# Work instructions:
If a line in the entries below contains "name", copy it.

(App and web page records)
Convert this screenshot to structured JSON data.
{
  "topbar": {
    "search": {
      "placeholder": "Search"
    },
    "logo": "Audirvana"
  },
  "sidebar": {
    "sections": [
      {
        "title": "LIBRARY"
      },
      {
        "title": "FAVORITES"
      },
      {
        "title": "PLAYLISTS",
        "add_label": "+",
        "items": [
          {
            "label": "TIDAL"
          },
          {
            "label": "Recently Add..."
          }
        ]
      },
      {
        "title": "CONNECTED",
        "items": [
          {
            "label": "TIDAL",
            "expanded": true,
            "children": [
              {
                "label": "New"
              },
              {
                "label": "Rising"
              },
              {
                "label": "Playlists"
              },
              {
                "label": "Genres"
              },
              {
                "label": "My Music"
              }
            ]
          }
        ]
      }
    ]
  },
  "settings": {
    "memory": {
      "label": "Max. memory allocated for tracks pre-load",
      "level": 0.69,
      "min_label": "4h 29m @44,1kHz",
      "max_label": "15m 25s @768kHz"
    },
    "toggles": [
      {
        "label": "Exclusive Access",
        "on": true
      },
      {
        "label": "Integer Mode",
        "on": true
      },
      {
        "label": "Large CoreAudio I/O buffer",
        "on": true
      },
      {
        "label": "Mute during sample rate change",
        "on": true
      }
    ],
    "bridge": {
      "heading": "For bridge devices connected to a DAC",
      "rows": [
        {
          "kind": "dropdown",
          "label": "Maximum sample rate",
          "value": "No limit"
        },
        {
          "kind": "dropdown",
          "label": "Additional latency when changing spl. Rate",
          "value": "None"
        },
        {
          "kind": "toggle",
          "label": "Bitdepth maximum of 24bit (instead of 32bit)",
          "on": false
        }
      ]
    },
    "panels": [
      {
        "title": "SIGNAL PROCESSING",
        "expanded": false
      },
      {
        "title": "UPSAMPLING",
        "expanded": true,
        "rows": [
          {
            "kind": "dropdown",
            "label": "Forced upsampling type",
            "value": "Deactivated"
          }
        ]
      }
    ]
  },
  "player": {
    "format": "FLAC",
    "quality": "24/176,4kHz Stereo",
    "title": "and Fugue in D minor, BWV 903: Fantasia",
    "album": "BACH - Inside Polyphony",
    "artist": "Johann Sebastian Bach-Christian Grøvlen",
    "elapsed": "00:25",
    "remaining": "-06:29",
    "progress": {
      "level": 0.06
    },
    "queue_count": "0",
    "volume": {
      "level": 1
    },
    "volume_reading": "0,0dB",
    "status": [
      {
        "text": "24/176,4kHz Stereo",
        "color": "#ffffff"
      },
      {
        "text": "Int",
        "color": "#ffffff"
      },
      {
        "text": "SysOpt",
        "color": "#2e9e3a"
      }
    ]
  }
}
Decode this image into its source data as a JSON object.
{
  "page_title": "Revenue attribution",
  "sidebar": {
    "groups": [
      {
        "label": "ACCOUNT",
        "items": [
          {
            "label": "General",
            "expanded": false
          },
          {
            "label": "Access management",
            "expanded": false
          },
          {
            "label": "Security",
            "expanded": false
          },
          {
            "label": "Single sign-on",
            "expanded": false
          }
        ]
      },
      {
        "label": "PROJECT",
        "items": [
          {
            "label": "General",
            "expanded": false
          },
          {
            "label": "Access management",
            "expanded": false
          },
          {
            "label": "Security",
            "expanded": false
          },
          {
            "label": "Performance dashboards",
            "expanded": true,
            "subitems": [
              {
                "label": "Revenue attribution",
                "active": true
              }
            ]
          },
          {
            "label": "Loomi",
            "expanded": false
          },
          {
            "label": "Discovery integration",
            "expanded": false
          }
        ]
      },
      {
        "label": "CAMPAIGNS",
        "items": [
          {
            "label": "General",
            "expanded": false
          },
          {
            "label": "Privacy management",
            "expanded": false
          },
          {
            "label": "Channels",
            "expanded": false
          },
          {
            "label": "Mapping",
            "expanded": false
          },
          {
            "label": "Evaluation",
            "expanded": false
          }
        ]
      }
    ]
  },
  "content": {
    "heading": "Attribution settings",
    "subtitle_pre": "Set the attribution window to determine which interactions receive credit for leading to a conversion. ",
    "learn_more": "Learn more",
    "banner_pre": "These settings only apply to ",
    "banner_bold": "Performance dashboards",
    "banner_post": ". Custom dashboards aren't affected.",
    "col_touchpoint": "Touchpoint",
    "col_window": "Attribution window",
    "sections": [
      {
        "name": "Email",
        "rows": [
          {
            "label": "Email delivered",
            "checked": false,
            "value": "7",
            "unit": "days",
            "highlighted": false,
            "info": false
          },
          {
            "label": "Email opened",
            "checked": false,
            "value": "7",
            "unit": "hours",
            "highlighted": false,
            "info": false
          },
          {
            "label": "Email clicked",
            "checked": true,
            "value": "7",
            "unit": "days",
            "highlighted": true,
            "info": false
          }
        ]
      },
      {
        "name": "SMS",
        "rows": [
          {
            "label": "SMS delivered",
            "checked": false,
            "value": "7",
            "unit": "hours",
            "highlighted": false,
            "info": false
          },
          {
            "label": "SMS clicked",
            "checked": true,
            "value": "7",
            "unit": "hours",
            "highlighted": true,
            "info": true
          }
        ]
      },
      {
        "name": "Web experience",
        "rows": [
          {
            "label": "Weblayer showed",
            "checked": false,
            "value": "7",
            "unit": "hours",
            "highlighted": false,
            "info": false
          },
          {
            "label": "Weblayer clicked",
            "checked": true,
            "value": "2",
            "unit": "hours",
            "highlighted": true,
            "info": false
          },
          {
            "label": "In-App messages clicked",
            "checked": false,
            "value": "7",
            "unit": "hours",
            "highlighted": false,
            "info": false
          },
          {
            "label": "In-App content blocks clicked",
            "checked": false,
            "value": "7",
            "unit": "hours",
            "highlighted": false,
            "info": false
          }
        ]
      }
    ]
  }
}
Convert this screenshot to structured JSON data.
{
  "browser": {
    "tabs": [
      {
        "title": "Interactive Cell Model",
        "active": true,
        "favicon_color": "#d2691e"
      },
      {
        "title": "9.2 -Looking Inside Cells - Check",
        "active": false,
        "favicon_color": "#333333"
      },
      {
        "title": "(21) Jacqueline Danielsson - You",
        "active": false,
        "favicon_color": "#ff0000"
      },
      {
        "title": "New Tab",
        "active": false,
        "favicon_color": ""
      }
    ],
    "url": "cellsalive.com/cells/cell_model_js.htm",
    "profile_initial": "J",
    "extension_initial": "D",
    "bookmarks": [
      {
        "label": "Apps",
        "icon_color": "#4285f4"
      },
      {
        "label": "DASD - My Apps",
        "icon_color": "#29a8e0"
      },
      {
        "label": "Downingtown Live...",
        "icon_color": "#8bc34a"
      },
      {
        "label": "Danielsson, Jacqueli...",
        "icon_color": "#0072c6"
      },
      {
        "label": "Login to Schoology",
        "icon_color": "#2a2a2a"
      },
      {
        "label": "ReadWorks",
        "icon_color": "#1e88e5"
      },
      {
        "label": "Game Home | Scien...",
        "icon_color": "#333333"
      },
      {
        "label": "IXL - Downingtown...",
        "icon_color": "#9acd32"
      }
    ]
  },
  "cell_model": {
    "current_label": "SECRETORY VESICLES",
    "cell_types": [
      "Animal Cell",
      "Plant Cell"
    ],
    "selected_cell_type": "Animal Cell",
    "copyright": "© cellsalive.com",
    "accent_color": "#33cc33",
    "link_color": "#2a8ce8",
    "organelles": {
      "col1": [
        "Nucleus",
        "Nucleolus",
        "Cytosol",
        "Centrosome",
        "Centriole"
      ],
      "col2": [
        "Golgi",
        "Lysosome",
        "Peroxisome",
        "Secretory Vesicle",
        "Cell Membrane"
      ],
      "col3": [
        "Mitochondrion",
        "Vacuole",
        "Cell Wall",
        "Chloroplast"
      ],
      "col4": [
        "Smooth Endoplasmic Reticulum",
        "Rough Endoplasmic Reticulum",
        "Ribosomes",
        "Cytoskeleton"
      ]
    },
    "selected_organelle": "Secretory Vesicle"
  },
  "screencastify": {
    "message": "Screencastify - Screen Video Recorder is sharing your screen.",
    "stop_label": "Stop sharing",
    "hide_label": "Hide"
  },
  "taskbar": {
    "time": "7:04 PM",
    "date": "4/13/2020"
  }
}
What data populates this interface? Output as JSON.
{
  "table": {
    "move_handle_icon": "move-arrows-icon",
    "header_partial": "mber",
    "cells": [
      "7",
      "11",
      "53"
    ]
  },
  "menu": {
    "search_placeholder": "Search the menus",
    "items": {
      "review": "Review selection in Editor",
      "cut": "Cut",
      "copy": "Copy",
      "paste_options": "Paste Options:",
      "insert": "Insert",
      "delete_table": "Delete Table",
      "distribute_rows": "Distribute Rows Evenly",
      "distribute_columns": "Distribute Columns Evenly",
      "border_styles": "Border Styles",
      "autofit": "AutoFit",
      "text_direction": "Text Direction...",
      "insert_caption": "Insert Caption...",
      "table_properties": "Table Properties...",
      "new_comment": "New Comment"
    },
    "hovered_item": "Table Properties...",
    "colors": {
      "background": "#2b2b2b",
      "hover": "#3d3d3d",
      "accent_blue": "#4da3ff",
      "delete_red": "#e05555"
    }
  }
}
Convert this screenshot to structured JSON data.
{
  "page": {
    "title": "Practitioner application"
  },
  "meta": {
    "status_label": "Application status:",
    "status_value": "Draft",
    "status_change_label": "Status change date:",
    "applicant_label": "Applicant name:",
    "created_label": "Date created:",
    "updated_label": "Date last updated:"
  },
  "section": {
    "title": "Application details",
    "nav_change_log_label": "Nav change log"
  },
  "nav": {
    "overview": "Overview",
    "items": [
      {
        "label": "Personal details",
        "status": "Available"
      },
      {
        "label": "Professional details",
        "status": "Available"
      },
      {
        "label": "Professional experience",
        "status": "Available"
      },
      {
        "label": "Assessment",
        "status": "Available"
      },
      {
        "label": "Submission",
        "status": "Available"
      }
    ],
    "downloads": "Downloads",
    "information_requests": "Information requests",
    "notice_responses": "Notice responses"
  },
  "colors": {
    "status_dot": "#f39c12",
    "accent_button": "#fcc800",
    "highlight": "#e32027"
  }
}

# Exercise response:
        "name": "Email",
        "name": "SMS",
        "name": "Web experience",
    "applicant_label": "Applicant name:",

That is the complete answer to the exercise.